                                    • #19
                                      WOW!!! What a horrible story...common sense tells you to not tie their heads without the butt bar up...but I guess there are a bunch of people who were not blessed with much of that!


                                      • #20
                                        You should always have some form of restraint at the rear of the horse for exactly the reasons said here.
                                        That being said, there have been people that have had horses try to jam themselves back under the butt bars with disatrous results. One horse I knew personally ended up chipping the vertabrea on his spine and was out of commision for almost two years. Big $$ vet bills on that one.
                                        There really is no foolproof method with horses.
                                        I opted to do the padded straps in my trailer. A lot of commercial haulers will use these or padded chains. There are a couple of reasons why.
                                        First, if the horse tries to fly back off the trailer, and gets under a strap, they have a better chance of not tearing up their back as badly as they would a steel bar.
                                        Second, if you have to do a panic stop, the strap molds to the chest and the point of impact is spread out a bit.
                                        Third, if you ever have a horse get hung up on top of one, you can cut it with a knife and free him yourself. If that happens with a bar, you have a big problem on your hands.

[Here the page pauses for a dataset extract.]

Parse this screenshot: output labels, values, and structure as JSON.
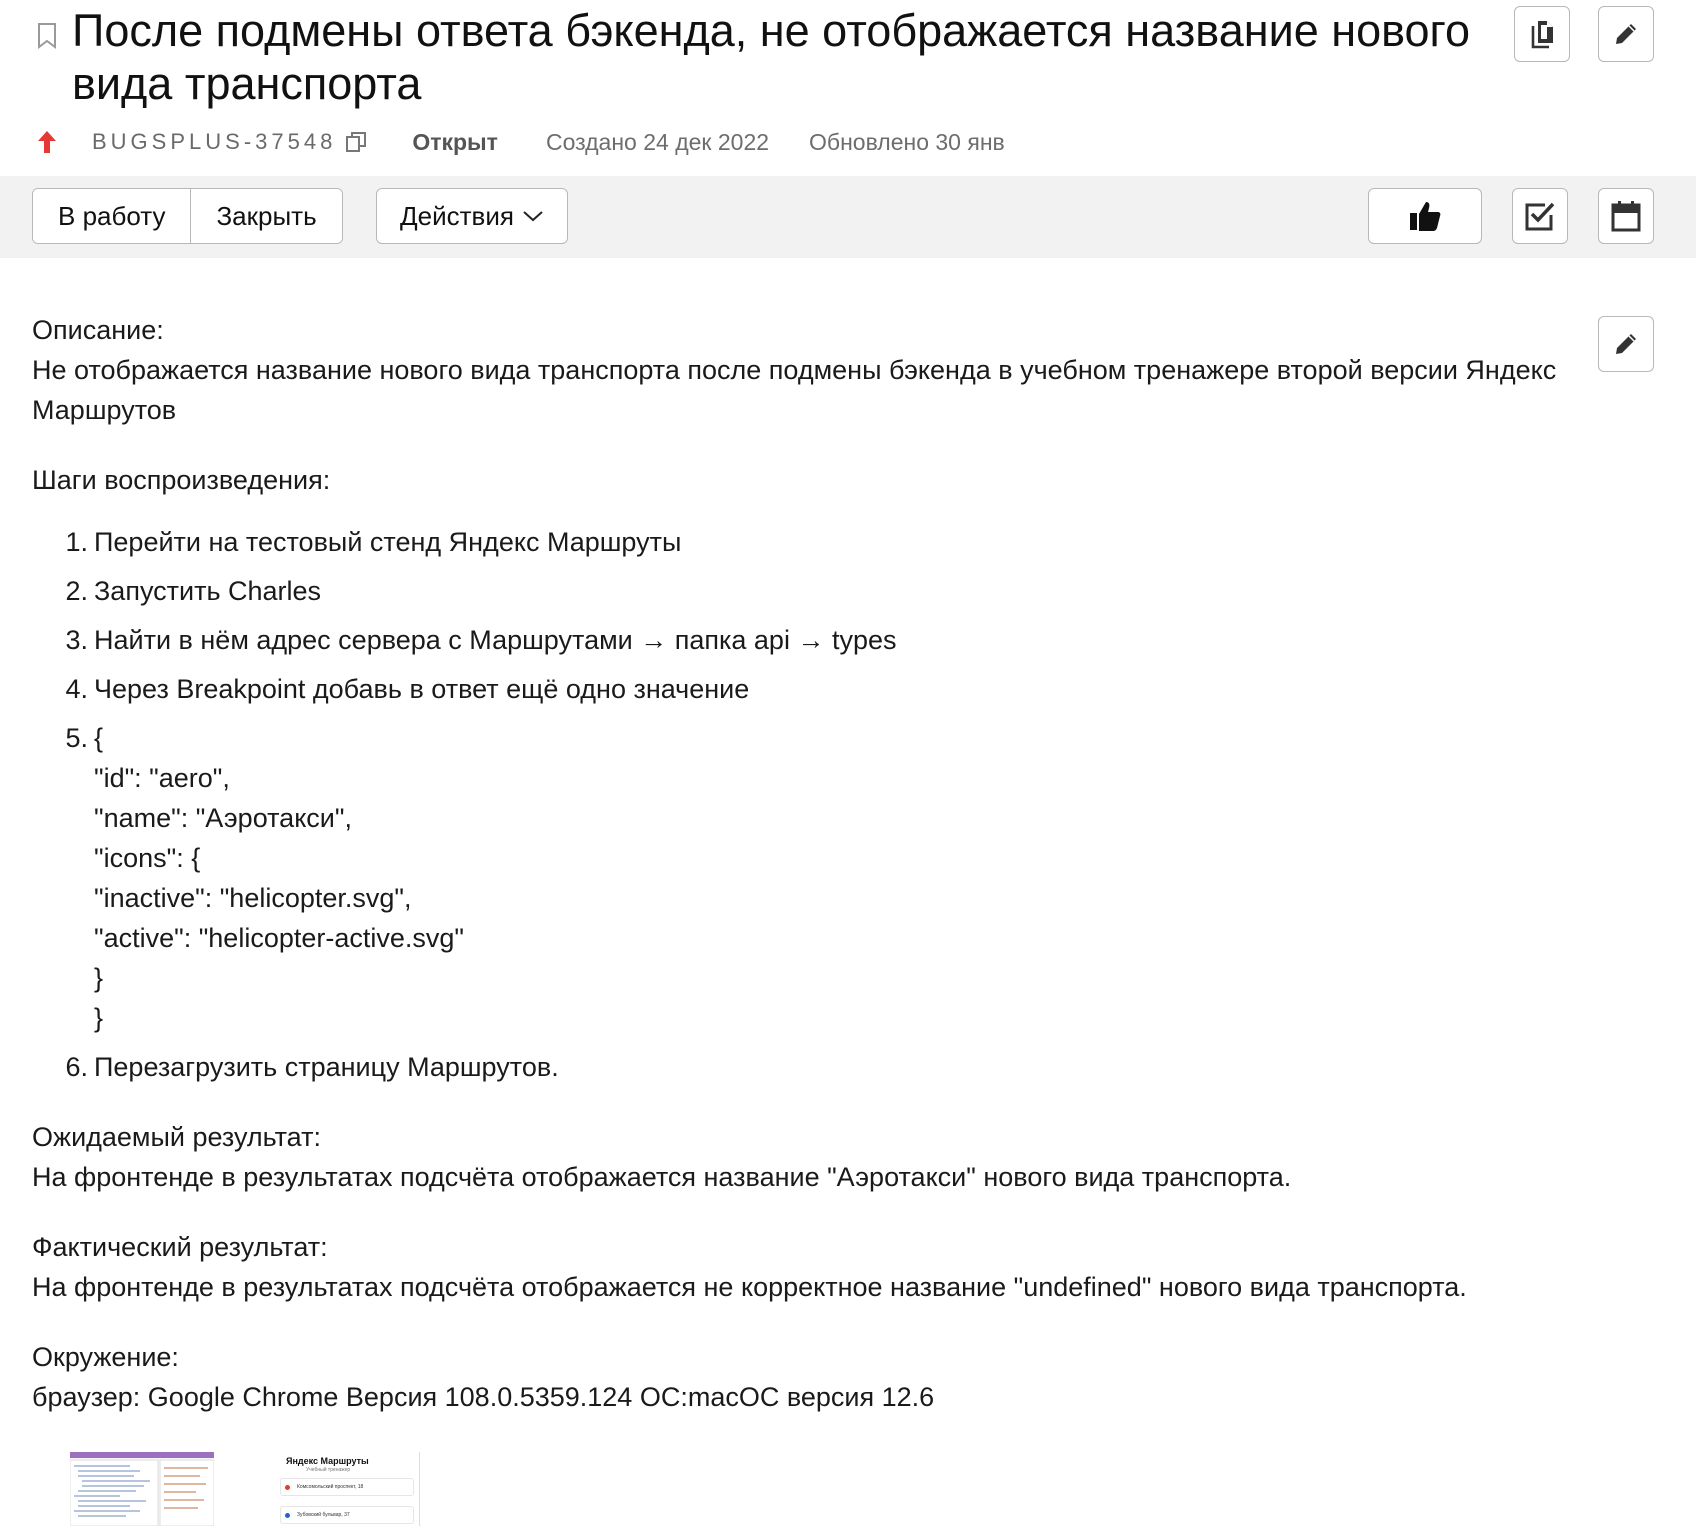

                                        I retrofitted my little 2 horse bumper pull with padded straps. I also left the bars in back along with the straps. When trailering one horse, the strap goes behind the horse, the bar behind the empty stall. This stabilizes the partial divider.
                                        Oh, one other thing I started doing years ago was to use the safety breakaway trailer ties. They have the velcro on them. Takes a lot to pop them, but when they do, you have a velcro grab handle on the halter to help get ahold of them again. And one last related word of caution that should be a no brainer but isn't: never ever use rope halters when trailering. Even if you ship untied, they can get hung up on things in the trailer, and then you can have a really big problem really fast. Leather is best, if using nylon, make sure you have a breakaway one on.